Two or three years later: Some of those from Nibodi went on to settle at Miphuto/ꓟꓲ-ꓒꓶ-ꓔꓳ. Again the forest people under the initiative of Yang Tikhak, CO of Vijoynagar, the houses were burnt down to the ground. It was executed by the police post of Gandhigram. (In those days there was a police station in Gandhigram. It was located opposite of Dusaye’s/ꓓꓴ-ꓢ-ꓬꓯꓼ house.). Those days there were 5-6 families in Miphuto. Some of those were Late Phuame/ꓒꓴ-ꓮ-ꓟꓯꓼ and Late Chizoloti/ꓚꓲꓸ-ꓜꓳ-ꓡꓳ-ꓔꓲꓸ The other families were lost to the memories.
A year later after Miphuto eviction: Eviction continued. By then some of our people went to live near Pritnagar (Nepali settlement), called Badadi/ꓐ-ꓓ-ꓓꓰ. There again under the CO of Vijoynagar, Mr T. Bage (by then Yang Tikhak was transferred), the houses were burnt. From there our people were scattered to various other villages.
Asim Maitra, a research scholar who did extensive research and published two books on Yobin/Lisu, mentioned there were four Yobin families at Badadi. But when he returned to Gandhigram in 1982, they were evicted (Maitra 1993:13).
None of these evictions is found in records or publications. They are hidden in the official records of respective departments and in the memories of those living in those days.

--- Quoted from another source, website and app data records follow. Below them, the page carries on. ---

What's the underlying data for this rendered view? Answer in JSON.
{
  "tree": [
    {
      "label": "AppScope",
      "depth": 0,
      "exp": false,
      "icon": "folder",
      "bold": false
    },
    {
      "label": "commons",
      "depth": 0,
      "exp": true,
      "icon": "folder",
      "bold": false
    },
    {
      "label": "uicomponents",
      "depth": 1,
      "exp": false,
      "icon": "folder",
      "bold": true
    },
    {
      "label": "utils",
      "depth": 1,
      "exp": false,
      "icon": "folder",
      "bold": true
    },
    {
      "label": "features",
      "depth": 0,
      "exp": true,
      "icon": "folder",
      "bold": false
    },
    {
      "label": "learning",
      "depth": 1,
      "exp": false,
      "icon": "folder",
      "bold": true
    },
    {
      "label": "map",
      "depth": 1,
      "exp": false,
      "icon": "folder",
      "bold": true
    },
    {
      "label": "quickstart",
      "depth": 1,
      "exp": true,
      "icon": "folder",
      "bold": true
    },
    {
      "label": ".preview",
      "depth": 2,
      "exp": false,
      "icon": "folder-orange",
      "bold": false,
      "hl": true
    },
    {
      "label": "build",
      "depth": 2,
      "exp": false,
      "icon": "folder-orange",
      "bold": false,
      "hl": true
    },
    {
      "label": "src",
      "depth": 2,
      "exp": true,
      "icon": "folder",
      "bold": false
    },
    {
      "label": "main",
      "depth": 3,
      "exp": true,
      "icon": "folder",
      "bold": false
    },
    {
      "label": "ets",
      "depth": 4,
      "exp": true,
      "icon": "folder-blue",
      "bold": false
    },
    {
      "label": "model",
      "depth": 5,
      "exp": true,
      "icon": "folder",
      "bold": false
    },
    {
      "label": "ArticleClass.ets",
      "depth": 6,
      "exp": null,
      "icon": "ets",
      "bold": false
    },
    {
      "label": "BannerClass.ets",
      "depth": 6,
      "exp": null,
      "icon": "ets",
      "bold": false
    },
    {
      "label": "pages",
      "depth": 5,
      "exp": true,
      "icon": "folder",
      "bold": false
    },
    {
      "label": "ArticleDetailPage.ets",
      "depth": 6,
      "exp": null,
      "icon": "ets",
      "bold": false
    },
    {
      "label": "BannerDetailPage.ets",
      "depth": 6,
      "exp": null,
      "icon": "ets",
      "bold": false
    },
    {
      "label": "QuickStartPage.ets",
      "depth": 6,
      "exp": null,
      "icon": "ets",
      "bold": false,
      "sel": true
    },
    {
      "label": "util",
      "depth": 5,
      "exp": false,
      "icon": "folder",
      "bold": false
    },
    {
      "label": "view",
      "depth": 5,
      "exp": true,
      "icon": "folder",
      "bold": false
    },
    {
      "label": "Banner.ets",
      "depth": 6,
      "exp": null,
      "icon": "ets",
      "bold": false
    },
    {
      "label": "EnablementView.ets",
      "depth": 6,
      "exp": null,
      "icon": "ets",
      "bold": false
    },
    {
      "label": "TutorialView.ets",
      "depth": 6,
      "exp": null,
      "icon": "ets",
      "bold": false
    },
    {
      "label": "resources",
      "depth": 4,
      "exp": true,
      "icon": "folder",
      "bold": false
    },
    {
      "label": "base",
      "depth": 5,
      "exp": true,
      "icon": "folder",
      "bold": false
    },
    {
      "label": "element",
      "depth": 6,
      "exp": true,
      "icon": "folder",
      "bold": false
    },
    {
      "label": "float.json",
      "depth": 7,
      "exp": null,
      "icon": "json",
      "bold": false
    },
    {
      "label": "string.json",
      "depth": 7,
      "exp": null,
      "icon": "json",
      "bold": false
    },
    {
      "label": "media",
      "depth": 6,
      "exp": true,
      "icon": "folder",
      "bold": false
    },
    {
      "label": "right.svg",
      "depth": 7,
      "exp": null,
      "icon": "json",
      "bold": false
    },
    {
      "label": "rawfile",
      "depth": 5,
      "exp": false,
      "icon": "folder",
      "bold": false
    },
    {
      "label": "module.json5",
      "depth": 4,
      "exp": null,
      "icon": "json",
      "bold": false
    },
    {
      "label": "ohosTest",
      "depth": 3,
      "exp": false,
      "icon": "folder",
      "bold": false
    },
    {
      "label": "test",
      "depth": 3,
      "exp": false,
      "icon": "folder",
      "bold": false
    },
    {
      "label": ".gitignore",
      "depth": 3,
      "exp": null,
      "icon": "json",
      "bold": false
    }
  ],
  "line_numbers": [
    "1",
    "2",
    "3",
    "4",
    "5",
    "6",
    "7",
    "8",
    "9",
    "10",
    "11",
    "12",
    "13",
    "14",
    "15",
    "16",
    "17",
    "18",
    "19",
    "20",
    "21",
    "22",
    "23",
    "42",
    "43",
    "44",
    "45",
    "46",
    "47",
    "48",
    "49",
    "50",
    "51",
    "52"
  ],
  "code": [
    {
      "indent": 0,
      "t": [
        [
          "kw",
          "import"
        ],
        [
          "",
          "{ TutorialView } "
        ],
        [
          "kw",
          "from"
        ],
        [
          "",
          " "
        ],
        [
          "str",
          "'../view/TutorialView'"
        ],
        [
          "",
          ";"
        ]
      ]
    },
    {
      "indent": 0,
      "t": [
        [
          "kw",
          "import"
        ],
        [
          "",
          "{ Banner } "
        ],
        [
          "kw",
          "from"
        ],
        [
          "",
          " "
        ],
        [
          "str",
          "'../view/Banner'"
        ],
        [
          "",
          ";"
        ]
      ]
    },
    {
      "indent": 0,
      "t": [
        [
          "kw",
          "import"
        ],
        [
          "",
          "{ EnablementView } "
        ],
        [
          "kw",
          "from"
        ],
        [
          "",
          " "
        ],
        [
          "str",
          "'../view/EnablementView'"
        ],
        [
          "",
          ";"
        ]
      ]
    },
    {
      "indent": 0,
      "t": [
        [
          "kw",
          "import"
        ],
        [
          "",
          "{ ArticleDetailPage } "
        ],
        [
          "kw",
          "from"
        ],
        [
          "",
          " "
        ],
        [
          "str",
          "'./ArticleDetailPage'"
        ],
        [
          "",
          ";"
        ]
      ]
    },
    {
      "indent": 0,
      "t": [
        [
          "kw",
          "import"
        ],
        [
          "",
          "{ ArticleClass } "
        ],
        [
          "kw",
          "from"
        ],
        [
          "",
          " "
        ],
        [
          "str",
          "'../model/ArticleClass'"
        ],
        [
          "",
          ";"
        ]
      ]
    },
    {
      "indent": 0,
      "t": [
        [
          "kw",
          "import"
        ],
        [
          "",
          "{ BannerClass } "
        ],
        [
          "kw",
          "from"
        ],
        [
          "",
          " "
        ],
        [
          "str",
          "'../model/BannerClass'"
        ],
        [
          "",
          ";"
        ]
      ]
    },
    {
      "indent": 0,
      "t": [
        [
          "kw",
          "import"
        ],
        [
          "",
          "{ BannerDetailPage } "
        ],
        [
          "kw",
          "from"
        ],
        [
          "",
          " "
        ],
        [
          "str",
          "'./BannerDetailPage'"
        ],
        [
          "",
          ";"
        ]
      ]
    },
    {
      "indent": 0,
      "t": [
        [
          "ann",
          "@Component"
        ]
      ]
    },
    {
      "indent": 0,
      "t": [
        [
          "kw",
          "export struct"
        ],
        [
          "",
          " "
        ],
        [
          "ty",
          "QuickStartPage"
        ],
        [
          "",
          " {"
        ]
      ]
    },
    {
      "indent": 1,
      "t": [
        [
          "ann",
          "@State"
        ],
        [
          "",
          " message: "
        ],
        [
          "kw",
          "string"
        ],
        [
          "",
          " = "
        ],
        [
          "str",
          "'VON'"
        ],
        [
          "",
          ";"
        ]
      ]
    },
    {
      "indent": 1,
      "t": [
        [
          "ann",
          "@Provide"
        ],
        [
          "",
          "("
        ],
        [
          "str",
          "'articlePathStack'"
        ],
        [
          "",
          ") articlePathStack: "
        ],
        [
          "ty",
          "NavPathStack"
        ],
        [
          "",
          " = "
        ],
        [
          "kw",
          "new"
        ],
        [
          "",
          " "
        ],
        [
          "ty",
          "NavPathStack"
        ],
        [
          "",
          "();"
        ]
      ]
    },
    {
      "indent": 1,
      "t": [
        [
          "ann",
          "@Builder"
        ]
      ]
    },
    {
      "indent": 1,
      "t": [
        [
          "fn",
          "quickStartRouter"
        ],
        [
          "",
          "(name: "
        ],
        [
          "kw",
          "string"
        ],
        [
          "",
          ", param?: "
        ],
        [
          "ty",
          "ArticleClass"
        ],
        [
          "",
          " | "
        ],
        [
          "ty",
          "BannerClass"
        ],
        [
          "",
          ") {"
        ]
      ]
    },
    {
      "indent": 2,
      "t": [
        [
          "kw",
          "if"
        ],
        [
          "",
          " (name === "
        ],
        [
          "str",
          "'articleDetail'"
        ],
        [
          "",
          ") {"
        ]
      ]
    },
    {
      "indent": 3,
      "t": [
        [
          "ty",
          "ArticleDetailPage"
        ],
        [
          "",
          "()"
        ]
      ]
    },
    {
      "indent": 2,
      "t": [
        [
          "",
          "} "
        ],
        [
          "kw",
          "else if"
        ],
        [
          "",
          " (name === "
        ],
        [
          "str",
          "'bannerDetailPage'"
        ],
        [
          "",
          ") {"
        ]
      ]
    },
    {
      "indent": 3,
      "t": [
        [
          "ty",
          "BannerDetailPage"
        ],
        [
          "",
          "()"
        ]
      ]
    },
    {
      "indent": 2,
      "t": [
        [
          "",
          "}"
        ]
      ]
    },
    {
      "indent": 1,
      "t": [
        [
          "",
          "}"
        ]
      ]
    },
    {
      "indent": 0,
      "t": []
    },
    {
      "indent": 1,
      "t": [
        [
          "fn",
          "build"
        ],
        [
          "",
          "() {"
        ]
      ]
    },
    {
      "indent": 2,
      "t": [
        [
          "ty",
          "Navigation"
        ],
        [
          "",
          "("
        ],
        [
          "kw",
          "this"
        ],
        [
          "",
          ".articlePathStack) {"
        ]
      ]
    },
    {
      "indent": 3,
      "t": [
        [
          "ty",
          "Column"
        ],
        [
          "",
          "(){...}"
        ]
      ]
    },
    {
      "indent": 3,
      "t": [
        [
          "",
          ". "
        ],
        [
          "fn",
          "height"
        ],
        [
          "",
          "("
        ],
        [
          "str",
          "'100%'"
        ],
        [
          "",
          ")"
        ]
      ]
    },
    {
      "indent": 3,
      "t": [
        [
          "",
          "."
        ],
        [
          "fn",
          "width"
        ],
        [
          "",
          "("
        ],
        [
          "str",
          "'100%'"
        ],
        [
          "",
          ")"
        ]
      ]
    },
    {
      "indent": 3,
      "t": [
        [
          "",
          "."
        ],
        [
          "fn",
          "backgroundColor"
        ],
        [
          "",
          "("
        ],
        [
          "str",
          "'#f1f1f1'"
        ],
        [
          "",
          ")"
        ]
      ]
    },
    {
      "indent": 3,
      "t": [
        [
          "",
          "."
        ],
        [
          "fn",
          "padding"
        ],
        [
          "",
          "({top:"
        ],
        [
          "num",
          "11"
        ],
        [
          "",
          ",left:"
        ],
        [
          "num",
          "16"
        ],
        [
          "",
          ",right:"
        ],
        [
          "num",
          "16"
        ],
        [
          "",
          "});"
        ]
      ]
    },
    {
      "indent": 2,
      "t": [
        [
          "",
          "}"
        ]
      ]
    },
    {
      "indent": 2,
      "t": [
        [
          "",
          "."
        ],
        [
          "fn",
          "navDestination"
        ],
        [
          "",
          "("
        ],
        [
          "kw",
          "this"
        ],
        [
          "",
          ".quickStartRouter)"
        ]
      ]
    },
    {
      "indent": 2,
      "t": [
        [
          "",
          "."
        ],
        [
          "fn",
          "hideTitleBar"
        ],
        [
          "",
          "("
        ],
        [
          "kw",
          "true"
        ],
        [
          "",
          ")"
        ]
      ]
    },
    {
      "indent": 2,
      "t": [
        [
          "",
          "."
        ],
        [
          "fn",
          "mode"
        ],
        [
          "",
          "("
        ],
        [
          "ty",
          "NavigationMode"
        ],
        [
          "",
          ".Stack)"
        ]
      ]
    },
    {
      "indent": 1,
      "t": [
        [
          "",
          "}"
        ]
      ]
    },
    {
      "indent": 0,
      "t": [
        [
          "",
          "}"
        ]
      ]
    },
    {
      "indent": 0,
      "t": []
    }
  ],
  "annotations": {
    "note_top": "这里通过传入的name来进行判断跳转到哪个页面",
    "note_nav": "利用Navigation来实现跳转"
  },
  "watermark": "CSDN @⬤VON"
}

Further, I am yet to verify for one of those evictions, which was executed on Christmas Day while our people were celebrating the birth of Jesus Christ, all their properties were gone to ashes.